We see Dave Chappelle all the time. Dave started out here. He met his wife out here. He went and bought himself some skates and was busting hiss out here for here. He was like, "I'm out here busting my ass, you better at least give me your number."

What law would you pass to improve New York?
Leave the public parks alone. Leave the street entertainers alone. What they're trying to do now is change New York into a commonwealth. It's becoming impossible to live here. This whole Village area is changing.

You've been in this neighborhood for years; how have you seen it change?
It's crazy. They're running out all the small business owners. It's ridiculous when the church can't even afford to rent space. And Fry Records, Sam Goody's gone, Bizarre – these things that have so much history, gone.
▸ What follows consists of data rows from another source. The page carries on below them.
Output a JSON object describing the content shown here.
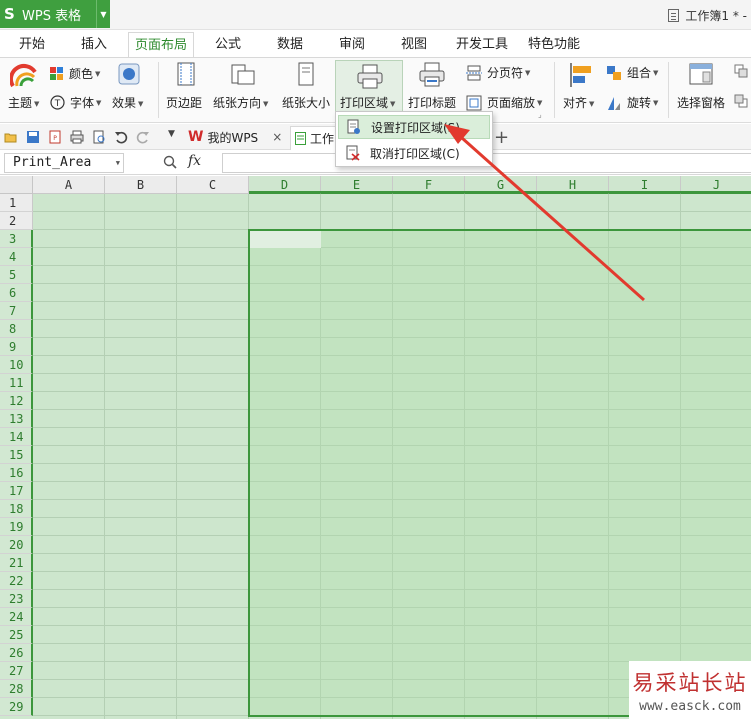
{
  "app": {
    "logo": "S",
    "title": "WPS 表格"
  },
  "document": {
    "title": "工作簿1 * -"
  },
  "tabs": [
    {
      "label": "开始",
      "active": false
    },
    {
      "label": "插入",
      "active": false
    },
    {
      "label": "页面布局",
      "active": true
    },
    {
      "label": "公式",
      "active": false
    },
    {
      "label": "数据",
      "active": false
    },
    {
      "label": "审阅",
      "active": false
    },
    {
      "label": "视图",
      "active": false
    },
    {
      "label": "开发工具",
      "active": false
    },
    {
      "label": "特色功能",
      "active": false
    }
  ],
  "ribbon": {
    "theme": "主题",
    "color": "颜色",
    "font": "字体",
    "effect": "效果",
    "margin": "页边距",
    "orientation": "纸张方向",
    "size": "纸张大小",
    "print_area": "打印区域",
    "print_titles": "打印标题",
    "page_break": "分页符",
    "page_zoom": "页面缩放",
    "align": "对齐",
    "group": "组合",
    "rotate": "旋转",
    "selection_pane": "选择窗格"
  },
  "doc_tabs": {
    "wps": "我的WPS",
    "close": "×",
    "book": "工作",
    "add": "+"
  },
  "formula_bar": {
    "name_box": "Print_Area",
    "fx": "fx",
    "value": ""
  },
  "dropdown": {
    "set_print_area": "设置打印区域(S)",
    "cancel_print_area": "取消打印区域(C)"
  },
  "sheet": {
    "columns": [
      "A",
      "B",
      "C",
      "D",
      "E",
      "F",
      "G",
      "H",
      "I",
      "J"
    ],
    "rows": [
      "1",
      "2",
      "3",
      "4",
      "5",
      "6",
      "7",
      "8",
      "9",
      "10",
      "11",
      "12",
      "13",
      "14",
      "15",
      "16",
      "17",
      "18",
      "19",
      "20",
      "21",
      "22",
      "23",
      "24",
      "25",
      "26",
      "27",
      "28",
      "29"
    ],
    "selected_columns": [
      "D",
      "E",
      "F",
      "G",
      "H",
      "I",
      "J"
    ],
    "selected_rows_from": 3
  },
  "watermark": {
    "cn": "易采站长站",
    "url": "www.easck.com"
  },
  "colors": {
    "accent": "#3f9f3f",
    "selection": "#3c963c",
    "arrow": "#e23a2e"
  }
}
They want to close the park for two to then years for reconstruction. It took them ten years to finish the arch! They want to turn most of the parks into private parks, put fences around them.

What would you do if they closed the park?
Move to L.A. I'm almost on that route right now. And I love New York too, it's just becoming impossible. Harlem already is overpriced. They changed rent control and stuff like that. They're not making it for working-class, middle-class people.

But they got 20 million to mess up the park. They want to make Washington Square Park into a garden park, because the Village has too much voice. It's too multicultural for them. They want to make it a garden with five-foot fences and lock it up. It's not in Phase Two yet, it's still in Phase One. Two committees already passed it. And that's almost illegal—you can't change a public park. And the community boards who want to change it don't even use this park.

Any advice for Mayor Bloomberg?
Our votes count. I was for the Jets thing because it brings in money and it's not messing up anyone's community. If it was, I don't know if I could totally support that. You have to respect history, landmarks.

The community of Greenwich Village always kept a short leash on the politicians, but now NYU wants to the circle moved so that all the students can be on one side for graduation. But the students don't care, and the students don't want the park closed for umpteen years. Lord knows there'd be three different mayors before it's done. All the construction, the debris—who wants to be around that?

Best place to eat or drink?
I like 40 Miles on 125th and Broadway. They make good drinks, Chinese food, seafood, everything.

What's the craziest thing you've on the streets of New York?
The Naked Cowboy in Times Square. I can't believe they let anybody walk around with tight briefs and "Naked" on their back.

Where are Tic and Tac ten years from now?
Doing film, being actors. We're already comedians. I see us doing more comedy and more acting. And if we lose the love for dancing… We really felt that we could take dancing over. Actually, for some reason dance is the black sheep of hip-hop. Breaking into dance actually opened up the doors for rap, DJing, and so on. And now they don't care to pay the dancers what they should.

If the world were ending tomorrow, how would you spend your last 24 hours?
Workin' Washington Square Park. I would hope it was a Saturday, we'd do our three or four shows. Washington Square Park made us the people who we are.